Much later, a compassionate presenter tells another assembly of parents "about the secret child we dream about when we're expecting a baby. We fasten our dreams and hopes on this baby. When our child has disabilities, we have to accept our child is different from the one we dreamed about. We need to grieve in our own ways for the child we thought we had, and for the death of our dream." And Goodreau learns that others can help.

She will be signing her book at the Rowell Family Empowerment Center, 3075 Cohasset Road in Chico, Friday, December 13, from 6:00-8:00 p.m. Call (530) 899-8801 for details. All proceeds from the book sale will go to the organization, which offers "support, education and advocacy to parents."

Sunday, December 01, 2013

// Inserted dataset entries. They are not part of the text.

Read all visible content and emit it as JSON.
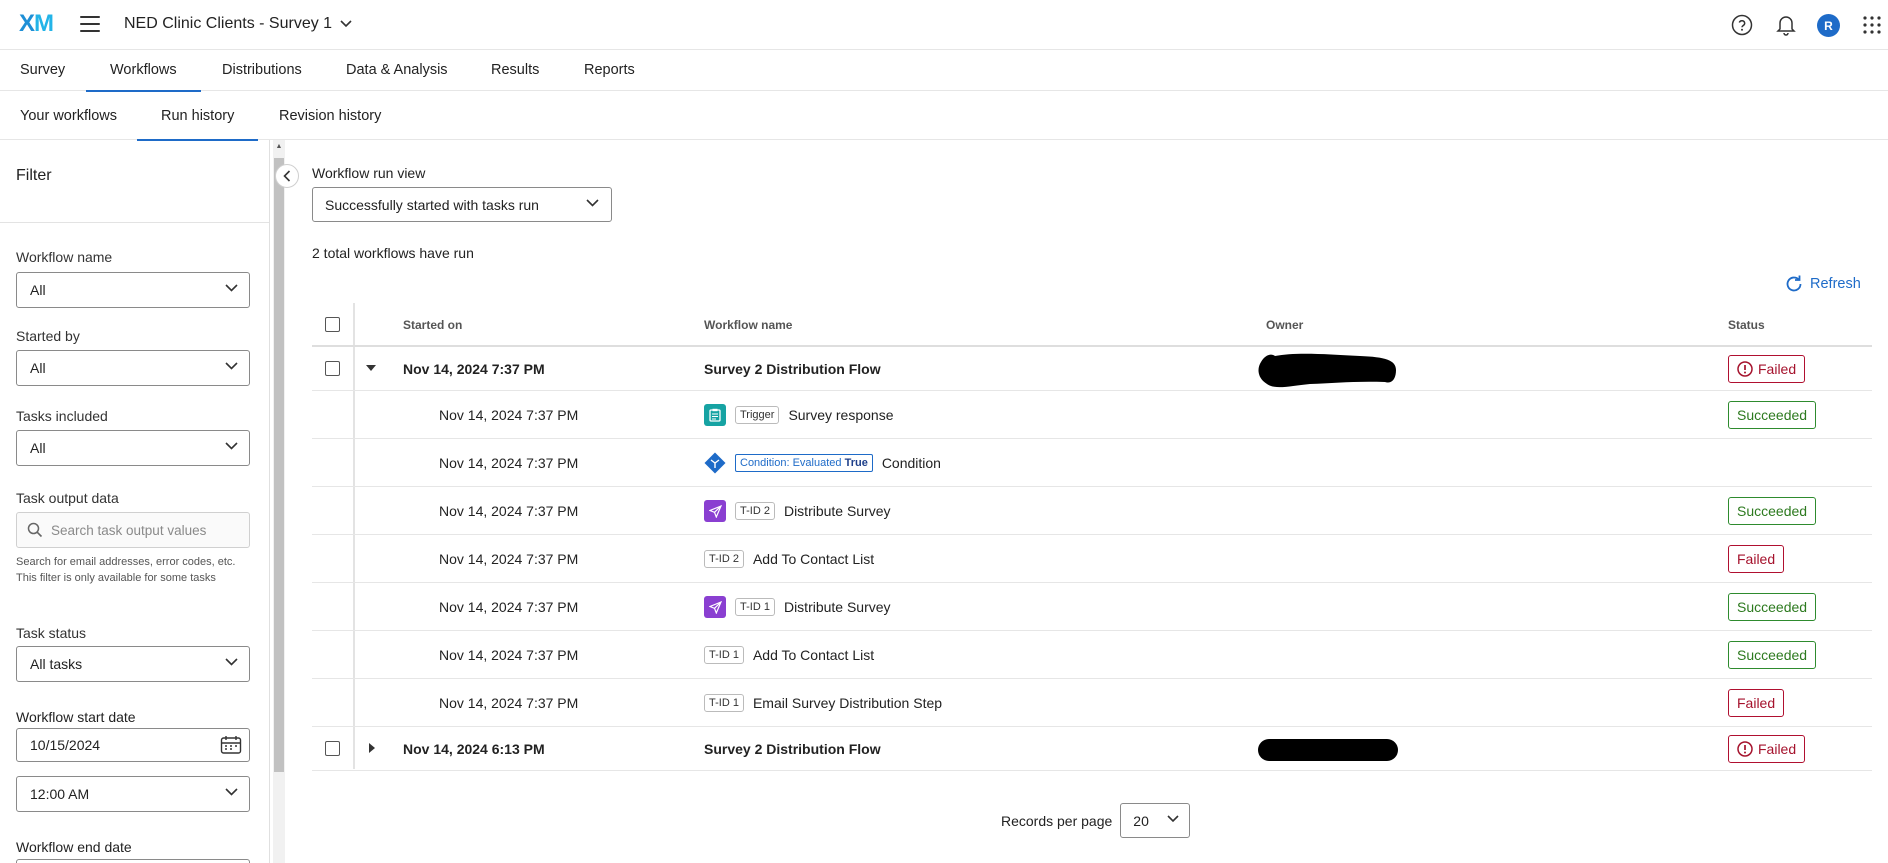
{
  "app": {
    "logo_text": "XM",
    "project_title": "NED Clinic Clients - Survey 1",
    "avatar_initial": "R",
    "accent_color": "#1e6bc8"
  },
  "nav": {
    "tabs": [
      "Survey",
      "Workflows",
      "Distributions",
      "Data & Analysis",
      "Results",
      "Reports"
    ],
    "active": "Workflows"
  },
  "subnav": {
    "tabs": [
      "Your workflows",
      "Run history",
      "Revision history"
    ],
    "active": "Run history"
  },
  "filter": {
    "title": "Filter",
    "workflow_name": {
      "label": "Workflow name",
      "value": "All"
    },
    "started_by": {
      "label": "Started by",
      "value": "All"
    },
    "tasks_included": {
      "label": "Tasks included",
      "value": "All"
    },
    "task_output": {
      "label": "Task output data",
      "placeholder": "Search task output values",
      "help_line1": "Search for email addresses, error codes, etc.",
      "help_line2": "This filter is only available for some tasks"
    },
    "task_status": {
      "label": "Task status",
      "value": "All tasks"
    },
    "start_date": {
      "label": "Workflow start date",
      "date": "10/15/2024",
      "time": "12:00 AM"
    },
    "end_date": {
      "label": "Workflow end date"
    }
  },
  "main": {
    "run_view_label": "Workflow run view",
    "run_view_value": "Successfully started with tasks run",
    "total_text": "2 total workflows have run",
    "refresh_label": "Refresh"
  },
  "table": {
    "headers": {
      "started_on": "Started on",
      "workflow_name": "Workflow name",
      "owner": "Owner",
      "status": "Status"
    },
    "runs": [
      {
        "started": "Nov 14, 2024 7:37 PM",
        "name": "Survey 2 Distribution Flow",
        "status": "Failed",
        "expanded": true,
        "tasks": [
          {
            "started": "Nov 14, 2024 7:37 PM",
            "icon": "clipboard-icon",
            "tag": "Trigger",
            "name": "Survey response",
            "status": "Succeeded"
          },
          {
            "started": "Nov 14, 2024 7:37 PM",
            "icon": "condition-icon",
            "tag_prefix": "Condition: Evaluated",
            "tag_value": "True",
            "name": "Condition",
            "status": ""
          },
          {
            "started": "Nov 14, 2024 7:37 PM",
            "icon": "send-icon",
            "tag": "T-ID 2",
            "name": "Distribute Survey",
            "status": "Succeeded"
          },
          {
            "started": "Nov 14, 2024 7:37 PM",
            "icon": "",
            "tag": "T-ID 2",
            "name": "Add To Contact List",
            "status": "Failed"
          },
          {
            "started": "Nov 14, 2024 7:37 PM",
            "icon": "send-icon",
            "tag": "T-ID 1",
            "name": "Distribute Survey",
            "status": "Succeeded"
          },
          {
            "started": "Nov 14, 2024 7:37 PM",
            "icon": "",
            "tag": "T-ID 1",
            "name": "Add To Contact List",
            "status": "Succeeded"
          },
          {
            "started": "Nov 14, 2024 7:37 PM",
            "icon": "",
            "tag": "T-ID 1",
            "name": "Email Survey Distribution Step",
            "status": "Failed"
          }
        ]
      },
      {
        "started": "Nov 14, 2024 6:13 PM",
        "name": "Survey 2 Distribution Flow",
        "status": "Failed",
        "expanded": false
      }
    ]
  },
  "pager": {
    "label": "Records per page",
    "value": "20"
  }
}
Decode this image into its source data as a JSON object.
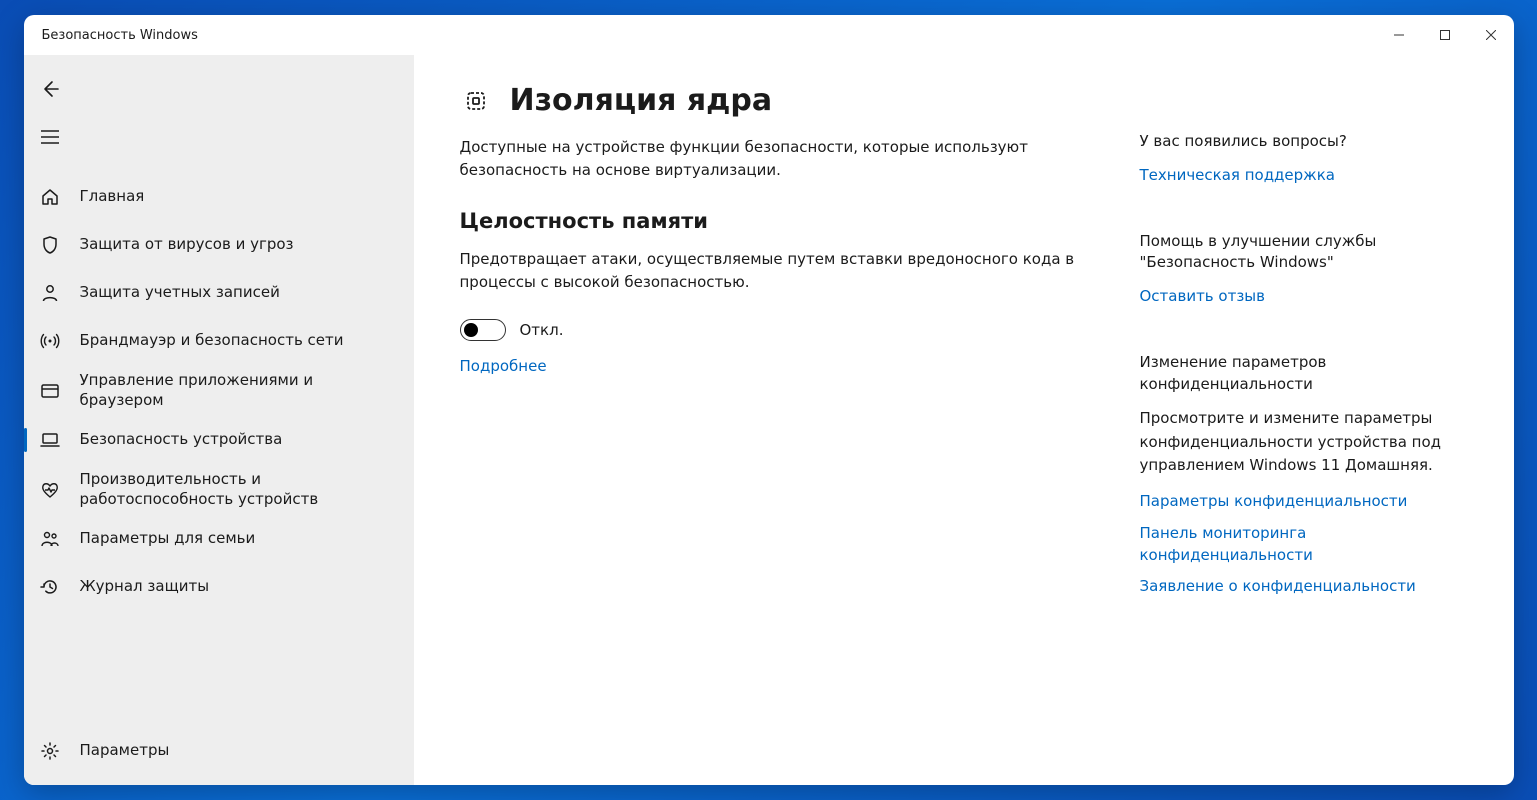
{
  "window": {
    "title": "Безопасность Windows"
  },
  "sidebar": {
    "items": [
      {
        "label": "Главная"
      },
      {
        "label": "Защита от вирусов и угроз"
      },
      {
        "label": "Защита учетных записей"
      },
      {
        "label": "Брандмауэр и безопасность сети"
      },
      {
        "label": "Управление приложениями и браузером"
      },
      {
        "label": "Безопасность устройства"
      },
      {
        "label": "Производительность и работоспособность устройств"
      },
      {
        "label": "Параметры для семьи"
      },
      {
        "label": "Журнал защиты"
      }
    ],
    "settings_label": "Параметры"
  },
  "page": {
    "title": "Изоляция ядра",
    "lead": "Доступные на устройстве функции безопасности, которые используют безопасность на основе виртуализации.",
    "section1": {
      "heading": "Целостность памяти",
      "desc": "Предотвращает атаки, осуществляемые путем вставки вредоносного кода в процессы с высокой безопасностью.",
      "toggle_state": "Откл.",
      "learn_more": "Подробнее"
    }
  },
  "aside": {
    "help": {
      "heading": "У вас появились вопросы?",
      "link": "Техническая поддержка"
    },
    "feedback": {
      "heading": "Помощь в улучшении службы \"Безопасность Windows\"",
      "link": "Оставить отзыв"
    },
    "privacy": {
      "heading": "Изменение параметров конфиденциальности",
      "text": "Просмотрите и измените параметры конфиденциальности устройства под управлением Windows 11 Домашняя.",
      "links": [
        "Параметры конфиденциальности",
        "Панель мониторинга конфиденциальности",
        "Заявление о конфиденциальности"
      ]
    }
  }
}
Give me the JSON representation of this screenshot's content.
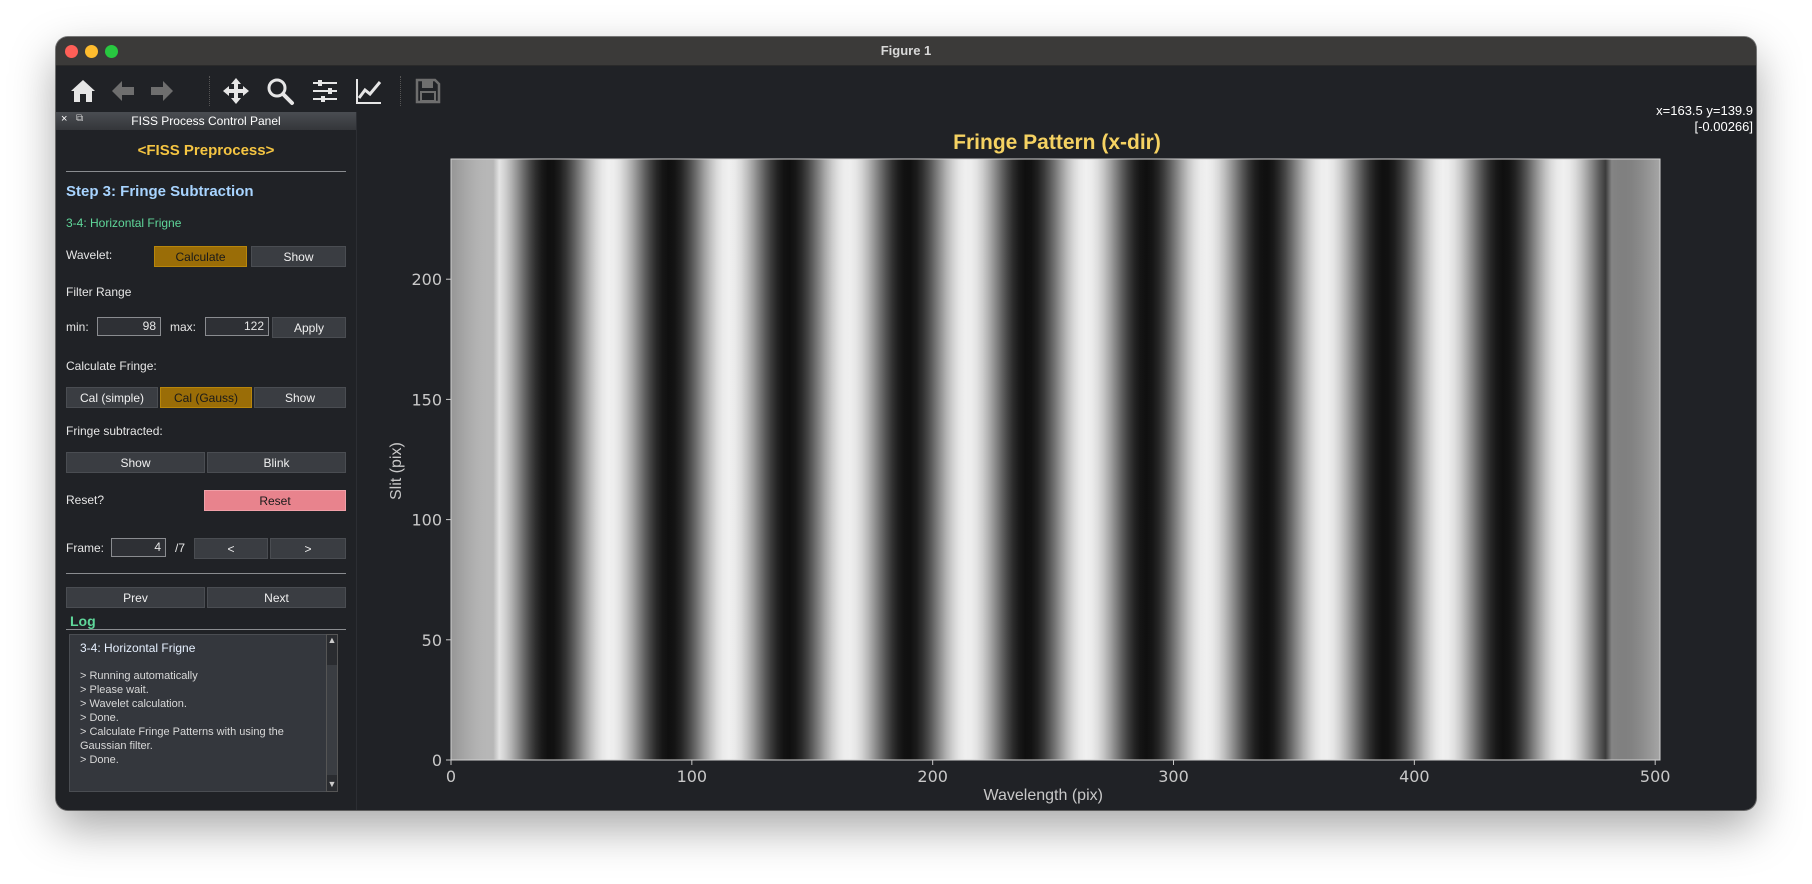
{
  "window": {
    "title": "Figure 1"
  },
  "toolbar": {
    "icons": [
      "home-icon",
      "back-icon",
      "forward-icon",
      "pan-icon",
      "zoom-icon",
      "configure-subplots-icon",
      "edit-axis-icon",
      "save-icon"
    ],
    "coord_line1": "x=163.5 y=139.9",
    "coord_line2": "[-0.00266]"
  },
  "panel": {
    "header_close": "×",
    "header_float": "⧉",
    "header_title": "FISS Process Control Panel",
    "preprocess_title": "<FISS Preprocess>",
    "step_title": "Step 3: Fringe Subtraction",
    "substep": "3-4: Horizontal Frigne",
    "wavelet_label": "Wavelet:",
    "wavelet_calculate": "Calculate",
    "wavelet_show": "Show",
    "filter_range_label": "Filter Range",
    "min_label": "min:",
    "min_value": "98",
    "max_label": "max:",
    "max_value": "122",
    "apply_label": "Apply",
    "calc_fringe_label": "Calculate Fringe:",
    "cal_simple": "Cal (simple)",
    "cal_gauss": "Cal (Gauss)",
    "fringe_show": "Show",
    "fringe_subtracted_label": "Fringe subtracted:",
    "sub_show": "Show",
    "sub_blink": "Blink",
    "reset_label": "Reset?",
    "reset_button": "Reset",
    "frame_label": "Frame:",
    "frame_value": "4",
    "frame_total": "/7",
    "frame_prev": "<",
    "frame_next": ">",
    "prev_button": "Prev",
    "next_button": "Next",
    "log_title": "Log",
    "log_header": "3-4: Horizontal Frigne",
    "log_lines": [
      "> Running automatically",
      "> Please wait.",
      "> Wavelet calculation.",
      "> Done.",
      "> Calculate Fringe Patterns with using the",
      "Gaussian filter.",
      "> Done."
    ]
  },
  "chart_data": {
    "type": "heatmap",
    "title": "Fringe Pattern (x-dir)",
    "xlabel": "Wavelength (pix)",
    "ylabel": "Slit (pix)",
    "xlim": [
      0,
      502
    ],
    "ylim": [
      0,
      250
    ],
    "xticks": [
      0,
      100,
      200,
      300,
      400,
      500
    ],
    "yticks": [
      0,
      50,
      100,
      150,
      200
    ],
    "colormap": "gray",
    "fringe_period_pix": 49.5,
    "colors": {
      "title": "#f5d262",
      "axis_text": "#c8c8c8",
      "background": "#202226"
    }
  }
}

A provocative study of evil from a former Chico State University professor


"Moral Evil" ($32.95 in paperback from Georgetown University Press; also in Amazon Kindle format), by Andrew Michael Flescher, might seem a strange holiday topic. Yet, ultimately, while fully recognizing the sometimes horrifying nature of human existence, it is a book of measured hope.

Andy Flescher taught in the Religious Studies department at Chico State University and is now, according an author's note, "a member of the Core Faculty, Program in Public Health, associate professor of preventive medicine, and associate professor of English at Stony Brook University" in New York. But put all that aside. His probing study of moral evil (and natural evil, too, such as a devastating tsunami) is brilliantly clear and mostly jargon free, well worth pondering.

The core of the book is a description of four (sometimes overlapping) ways of looking at moral evil, each put in conversation with the others. In the last chapter Flescher moves from description to prescription, suggesting the most satisfying (and hopeful) understanding of moral evil involves combining Augustine's evil-as-privation view with Aristotle's virtue ethics view of character development.

Augustine's view sees "evil as the absence of goodness," a lack of being what we should be when we do what we shouldn't or fail to do what we ought. We are no stranger to this evil--it seems part of the human condition.

A second view of moral evil envisions it in Manichean terms, evil as a substantial opposing force "radically separate from the good." This is "evil as the presence of badness"; the battle against evil may never be won. A third view proposes a theodicy, a justification of the ways of God to man, suggesting that evil is really a kind of good if we could only understand the larger picture. It is"evil as the presence of goodness." Finally, evil is only in the eye of the beholder, just a label some people slap on the actions of those they don't like. It is "evil as the absence of badness."

For Flescher, evil is a privation; in response we must "introduce goodness" with "actions that reveal a commitment to the building and rebuilding of human community and connection" and "go out of our way to choose the good." There is Hope.